When it comes to monthly mortgage repayments, three factors come into play: the amount borrowed, the full term of the mortgage and the applied interest rate. Borrowers with capital and interest repayment mortgages see their borrowing level decrease with each monthly repayment. If you can do so, consider making a lump sum overpayment to your mortgage. However, before doing so, checking whether your mortgage incurs a penalty for overpayments is important. 

2. Consider making regular overpayments on your mortgage  

For borrowers who have fixed their rate prior to the increases, it might be worthwhile to consider making regular overpayments to their mortgage, provided that their monthly budget allows for it. This strategy can serve a dual purpose – helping them acclimatise to the increased monthly payments that are inevitably coming down the line and reducing their underlying borrowing faster, ultimately leading to interest savings in the long run. However, before proceeding with this approach, it’s important to check with your mortgage provider whether overpayments incur a penalty. 

3. Extend the length of your mortgage to reduce monthly payments 

If borrowers don’t have the means to make overpayments on their mortgage, it might be worthwhile to consider extending the repayment term. While 25 years used to be the standard mortgage term, higher house prices and delayed retirement ages have led many borrowers to opt for longer terms when buying their homes. 

Extending a mortgage term can lead to reduced monthly repayments since the original capital sum is spread over a longer period of time. While this may appear attractive to homeowners looking to maximise their borrowing potential, there is a significant downside – these longer-term mortgages are much more expensive in real terms. This is because interest continues to be charged over a longer period, and the total cost of an extended mortgage term can be considerable. 

4. Compare different lenders and their offerings to find the most competitive rates 

In today’s tough economic climate, it’s more important than ever to shop around for the best mortgage rate. While many borrowers might be tempted to stick with their current lender or bank, this could prove to be a costly mistake. 

Whether you’re a first-time buyer or an existing borrower, it’s essential to be aware of your loan-to-value (LTV) ratio. This is expressed as a percentage and is calculated by dividing the amount of borrowing against the value of the property. Lenders set their interest rates based on LTV bandings ranging from 60% up to 95%, with the lowest rates available to those with a lower LTV ratio. 

To get the most attractive mortgage interest rates, even a small overpayment can make all the difference at this time. It’s essential to speak to a professional mortgage adviser, who will undertake a comprehensive review of your situation and explain your options. 

5. Finding the right mortgage for those nearing retirement 

For borrowers nearing retirement, a range of options is available in the mortgage market. In recent years, there have been many developments in this sector, with product ranges growing in both variety and flexibility, albeit at a higher cost than conventional mortgages. 

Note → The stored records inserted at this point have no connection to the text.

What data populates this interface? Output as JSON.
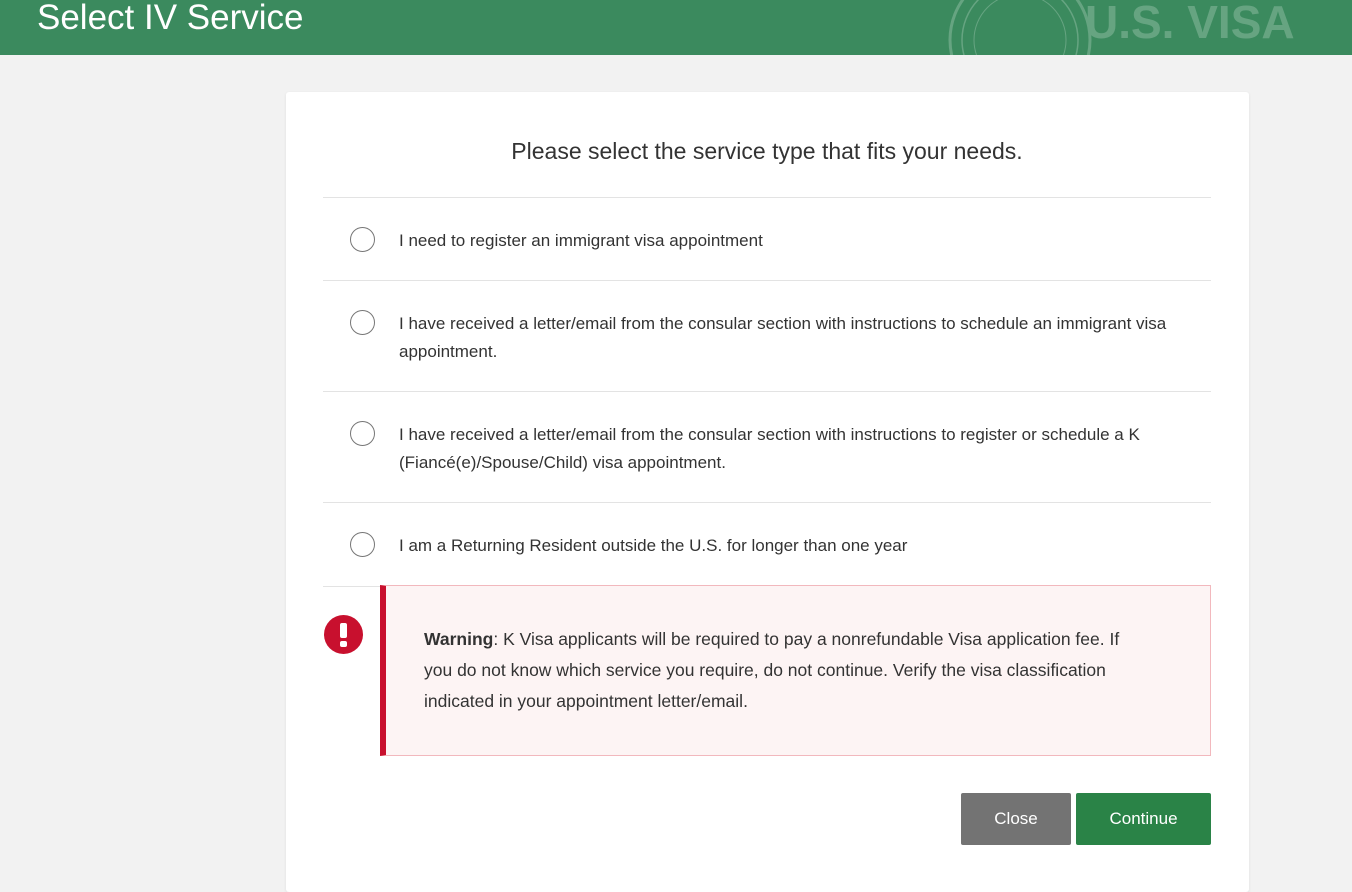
{
  "header": {
    "title": "Select IV Service",
    "watermark_text": "U.S. VISA"
  },
  "prompt": "Please select the service type that fits your needs.",
  "options": [
    {
      "label": "I need to register an immigrant visa appointment",
      "selected": false
    },
    {
      "label": "I have received a letter/email from the consular section with instructions to schedule an immigrant visa appointment.",
      "selected": false
    },
    {
      "label": "I have received a letter/email from the consular section with instructions to register or schedule a K (Fiancé(e)/Spouse/Child) visa appointment.",
      "selected": false
    },
    {
      "label": "I am a Returning Resident outside the U.S. for longer than one year",
      "selected": false
    }
  ],
  "warning": {
    "icon": "exclamation-circle-icon",
    "label": "Warning",
    "text": ": K Visa applicants will be required to pay a nonrefundable Visa application fee. If you do not know which service you require, do not continue. Verify the visa classification indicated in your appointment letter/email."
  },
  "buttons": {
    "close": "Close",
    "continue": "Continue"
  },
  "colors": {
    "header": "#3b8a5e",
    "warning_accent": "#c8102e",
    "continue": "#2a8347",
    "close": "#737373"
  }
}
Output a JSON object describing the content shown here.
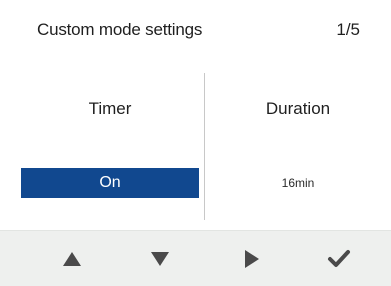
{
  "header": {
    "title": "Custom mode settings",
    "page_indicator": "1/5"
  },
  "columns": [
    {
      "label": "Timer",
      "value": "On",
      "selected": true
    },
    {
      "label": "Duration",
      "value": "16min",
      "selected": false
    }
  ],
  "footer": {
    "buttons": [
      {
        "icon": "up-arrow-icon"
      },
      {
        "icon": "down-arrow-icon"
      },
      {
        "icon": "right-arrow-icon"
      },
      {
        "icon": "checkmark-icon"
      }
    ]
  },
  "colors": {
    "selection": "#11488f",
    "footer_bg": "#eef0ee",
    "icon": "#4a4a4a"
  }
}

When it comes to interest rates, there are several options to consider. Fixed rates are typically available for periods of between two to ten years, while variable rates may be set by the lender or linked to an external source such as the Bank of England base rate. Each type of interest rate has its own pricing structure, which will influence the level of monthly payments. 

It’s important for borrowers close to retirement to carefully consider their options and choose a mortgage that suits their financial circumstances. While the range of products available can be overwhelming, seeking professional mortgage advice will help ensure borrowers who are nearing retirement make an informed decision. 

For more information and advice contact us, or call one of our experts today on 0151 329 2900.